INSTRUCTIONS TO FOLLOW >> From the listing below, pull each line that includes "return".

SUPPLIED INFORMATION Start Marker

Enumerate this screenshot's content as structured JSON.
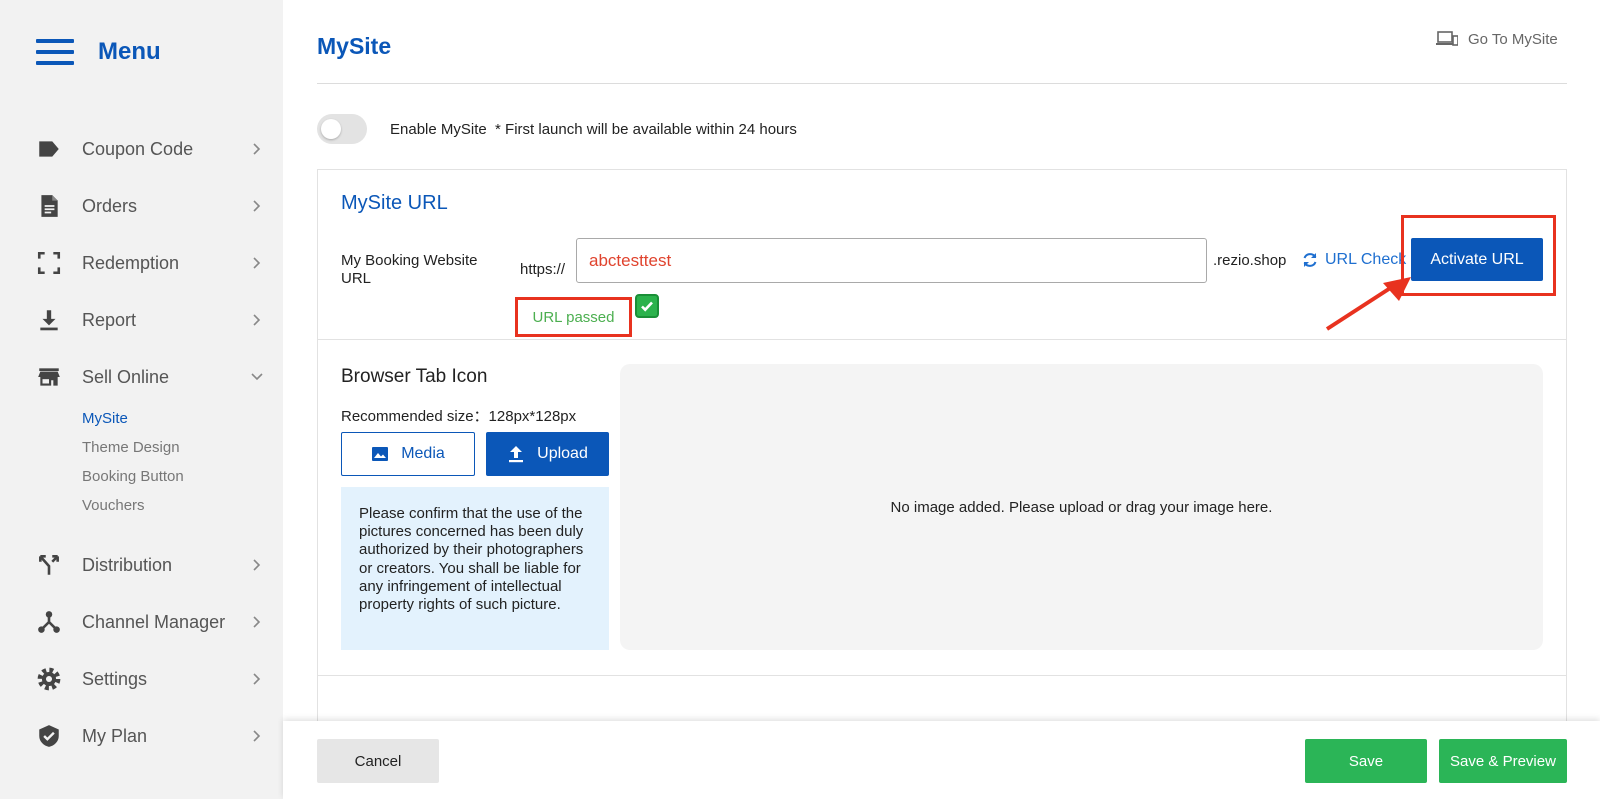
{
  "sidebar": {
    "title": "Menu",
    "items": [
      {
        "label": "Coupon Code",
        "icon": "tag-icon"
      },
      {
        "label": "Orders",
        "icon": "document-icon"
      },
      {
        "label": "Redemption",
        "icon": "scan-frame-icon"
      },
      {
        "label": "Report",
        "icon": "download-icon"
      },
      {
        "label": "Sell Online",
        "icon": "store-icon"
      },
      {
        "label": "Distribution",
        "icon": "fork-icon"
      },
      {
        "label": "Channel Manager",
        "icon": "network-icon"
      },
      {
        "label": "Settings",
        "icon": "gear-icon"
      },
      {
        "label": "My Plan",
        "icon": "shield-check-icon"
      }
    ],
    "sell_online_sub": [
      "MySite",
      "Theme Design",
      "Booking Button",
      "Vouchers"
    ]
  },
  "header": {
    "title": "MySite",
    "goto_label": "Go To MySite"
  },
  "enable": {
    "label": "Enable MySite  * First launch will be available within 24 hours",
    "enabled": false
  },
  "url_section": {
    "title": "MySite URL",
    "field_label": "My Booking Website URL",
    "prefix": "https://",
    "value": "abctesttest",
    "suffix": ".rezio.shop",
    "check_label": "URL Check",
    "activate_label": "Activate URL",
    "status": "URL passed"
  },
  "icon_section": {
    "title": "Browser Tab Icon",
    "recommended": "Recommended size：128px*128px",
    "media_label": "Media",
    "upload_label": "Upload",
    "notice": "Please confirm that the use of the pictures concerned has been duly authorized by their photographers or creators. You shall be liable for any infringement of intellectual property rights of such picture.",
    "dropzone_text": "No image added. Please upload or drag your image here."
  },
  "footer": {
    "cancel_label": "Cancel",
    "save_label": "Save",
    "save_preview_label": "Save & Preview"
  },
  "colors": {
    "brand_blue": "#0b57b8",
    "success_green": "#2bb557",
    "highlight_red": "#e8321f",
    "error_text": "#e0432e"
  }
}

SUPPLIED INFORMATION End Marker
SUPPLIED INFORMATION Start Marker

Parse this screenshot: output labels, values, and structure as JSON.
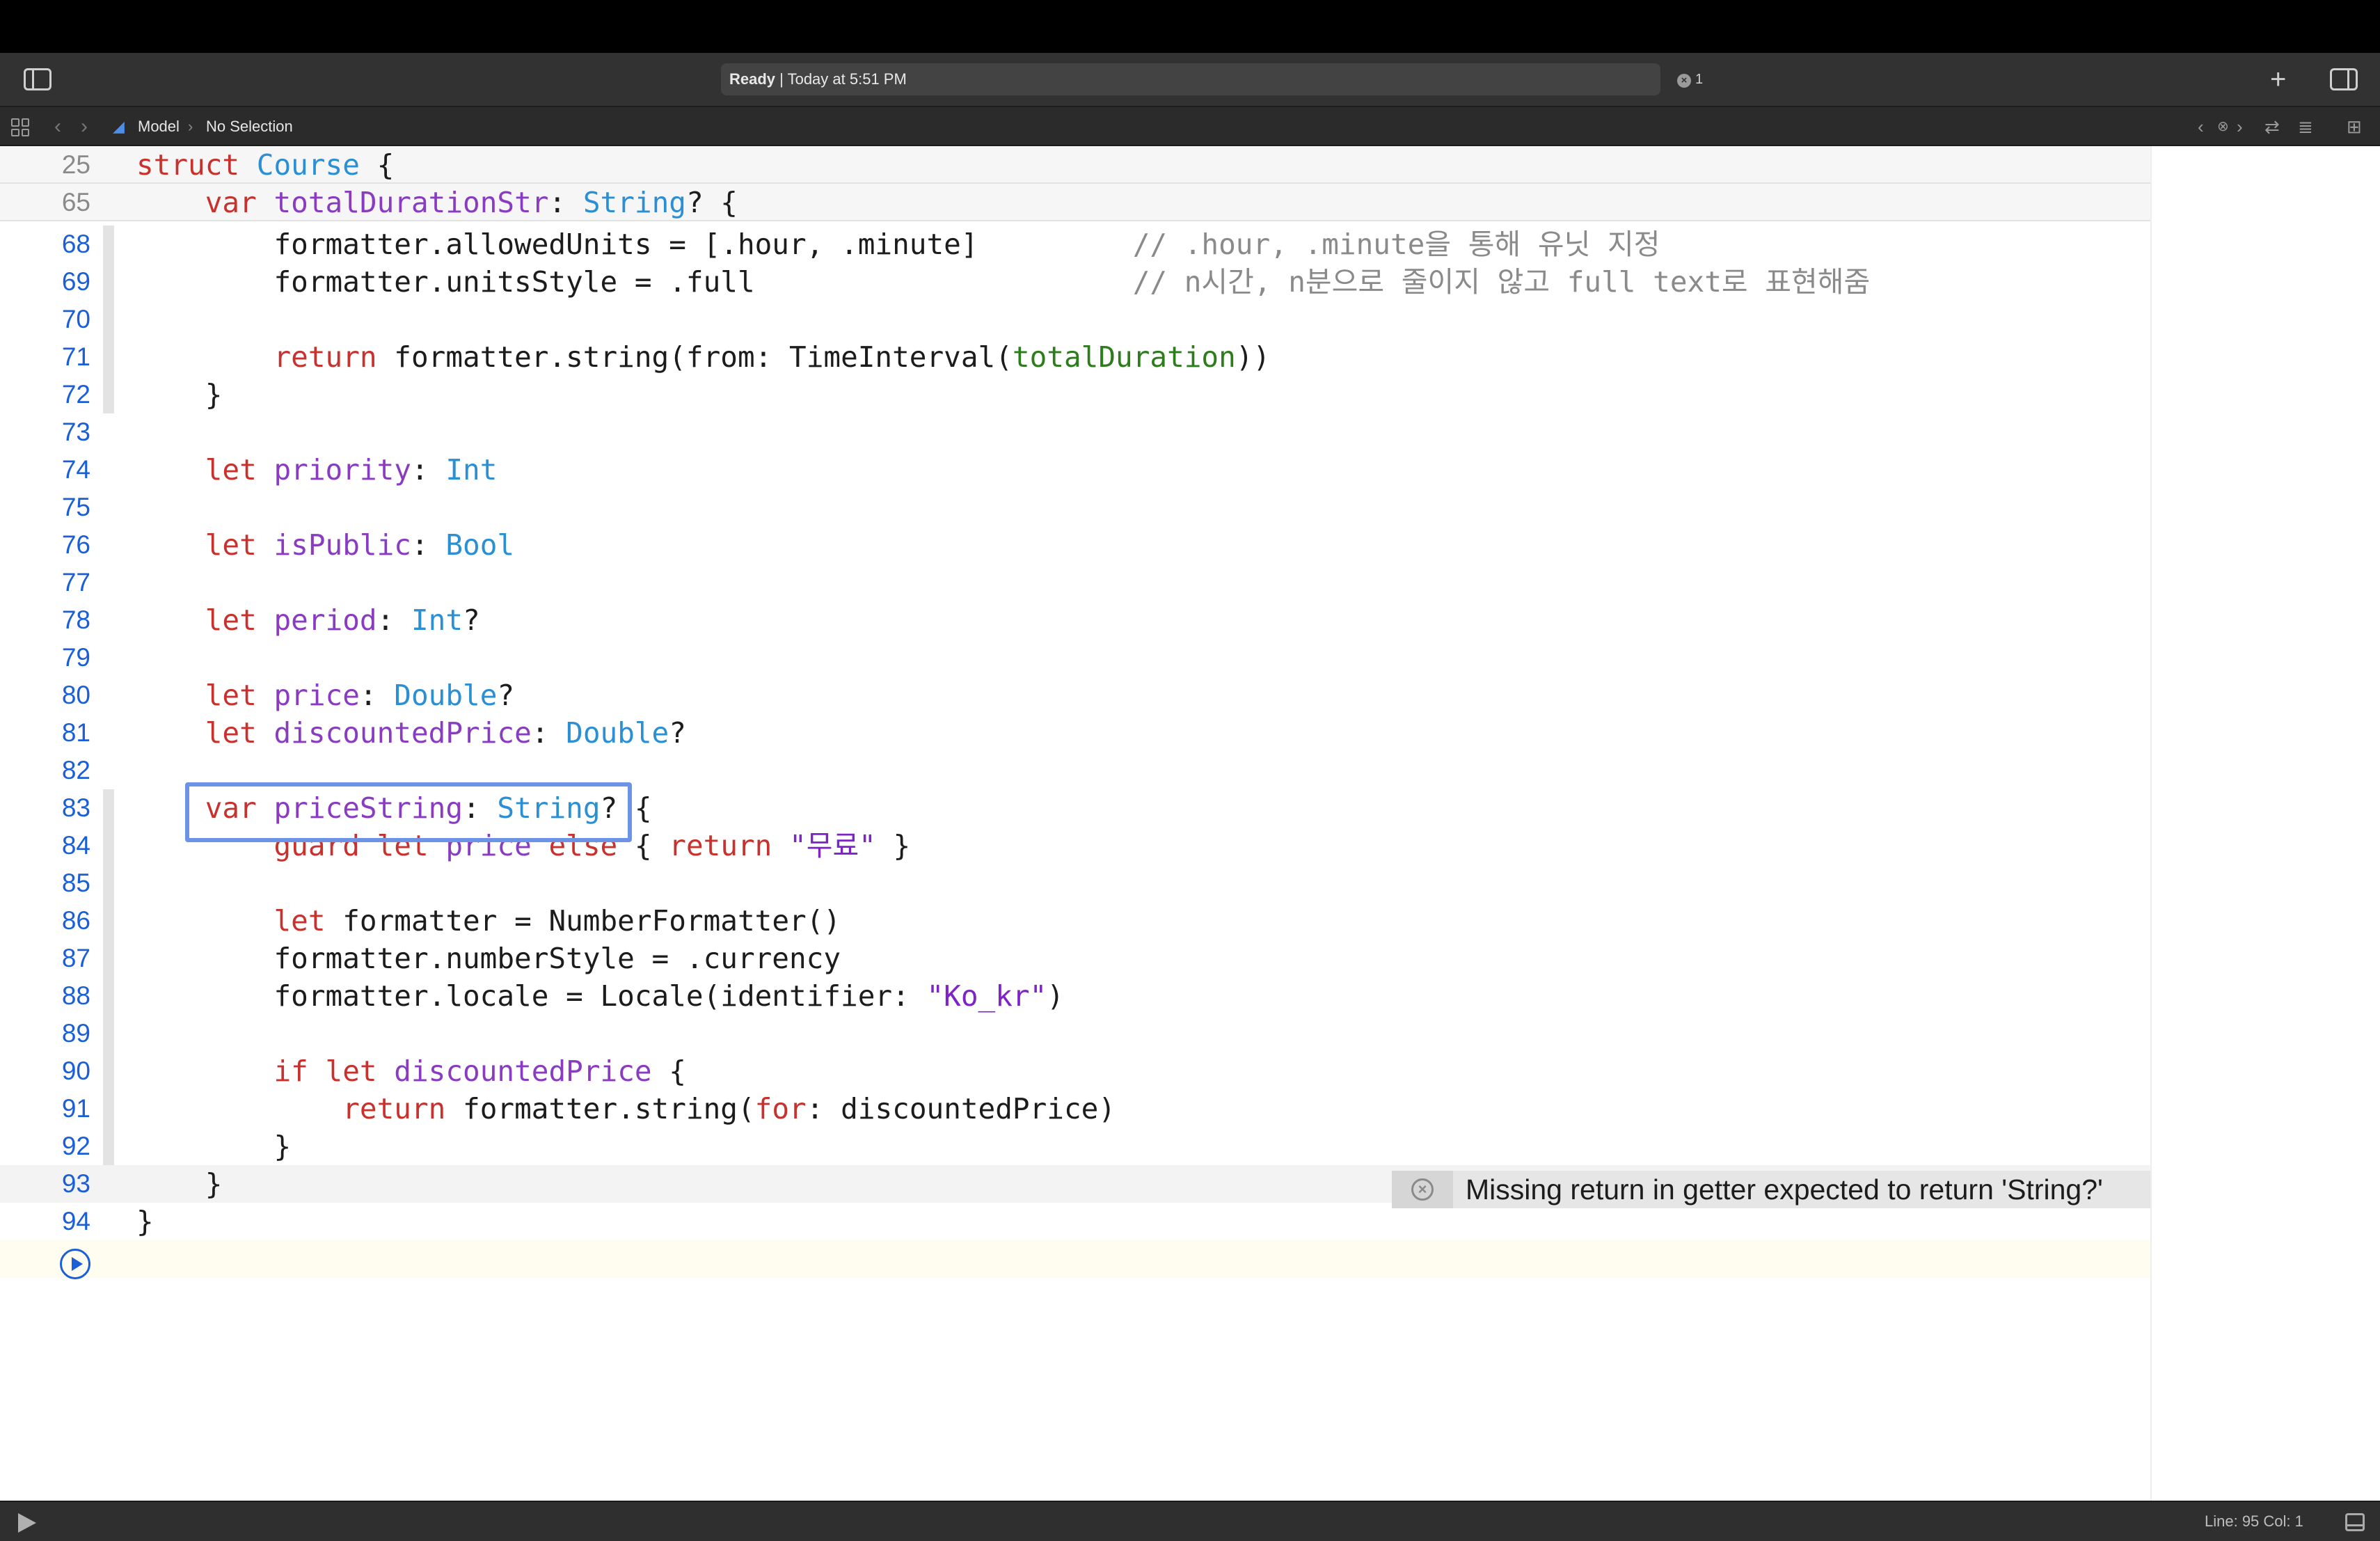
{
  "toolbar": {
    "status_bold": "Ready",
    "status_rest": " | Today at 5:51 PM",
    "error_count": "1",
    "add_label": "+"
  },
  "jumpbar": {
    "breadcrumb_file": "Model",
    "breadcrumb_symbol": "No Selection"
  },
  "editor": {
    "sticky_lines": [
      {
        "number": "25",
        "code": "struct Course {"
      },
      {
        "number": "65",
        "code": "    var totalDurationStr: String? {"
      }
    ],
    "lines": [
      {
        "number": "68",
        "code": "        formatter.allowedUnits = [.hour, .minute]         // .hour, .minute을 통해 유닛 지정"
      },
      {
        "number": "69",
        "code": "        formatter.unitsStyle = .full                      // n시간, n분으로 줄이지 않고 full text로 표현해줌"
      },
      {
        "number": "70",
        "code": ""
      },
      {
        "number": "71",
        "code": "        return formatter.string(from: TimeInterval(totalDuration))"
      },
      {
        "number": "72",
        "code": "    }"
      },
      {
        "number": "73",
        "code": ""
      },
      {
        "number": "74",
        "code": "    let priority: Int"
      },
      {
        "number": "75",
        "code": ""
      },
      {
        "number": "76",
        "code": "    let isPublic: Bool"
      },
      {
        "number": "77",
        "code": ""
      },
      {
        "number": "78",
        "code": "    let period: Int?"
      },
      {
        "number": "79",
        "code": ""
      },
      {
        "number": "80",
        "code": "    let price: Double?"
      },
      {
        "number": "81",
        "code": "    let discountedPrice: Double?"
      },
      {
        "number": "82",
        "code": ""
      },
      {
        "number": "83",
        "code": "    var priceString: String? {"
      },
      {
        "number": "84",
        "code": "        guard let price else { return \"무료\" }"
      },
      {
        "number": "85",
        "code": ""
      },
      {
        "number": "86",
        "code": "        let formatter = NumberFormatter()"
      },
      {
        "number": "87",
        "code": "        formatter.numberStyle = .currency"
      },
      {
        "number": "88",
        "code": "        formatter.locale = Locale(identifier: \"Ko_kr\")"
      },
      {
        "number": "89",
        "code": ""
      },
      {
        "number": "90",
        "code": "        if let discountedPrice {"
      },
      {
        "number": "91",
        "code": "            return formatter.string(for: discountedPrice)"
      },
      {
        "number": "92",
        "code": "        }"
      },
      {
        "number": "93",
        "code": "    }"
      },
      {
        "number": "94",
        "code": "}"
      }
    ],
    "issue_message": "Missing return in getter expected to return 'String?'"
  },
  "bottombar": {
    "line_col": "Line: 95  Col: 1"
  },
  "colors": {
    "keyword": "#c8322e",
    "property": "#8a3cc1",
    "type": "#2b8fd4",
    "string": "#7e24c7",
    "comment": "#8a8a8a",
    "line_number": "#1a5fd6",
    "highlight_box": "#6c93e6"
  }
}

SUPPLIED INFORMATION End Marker

WRITTEN SOLUTION >>
        "code": "        return formatter.string(from: TimeInterval(totalDuration))"
        "code": "        guard let price else { return \"무료\" }"
        "code": "            return formatter.string(for: discountedPrice)"
    "issue_message": "Missing return in getter expected to return 'String?'"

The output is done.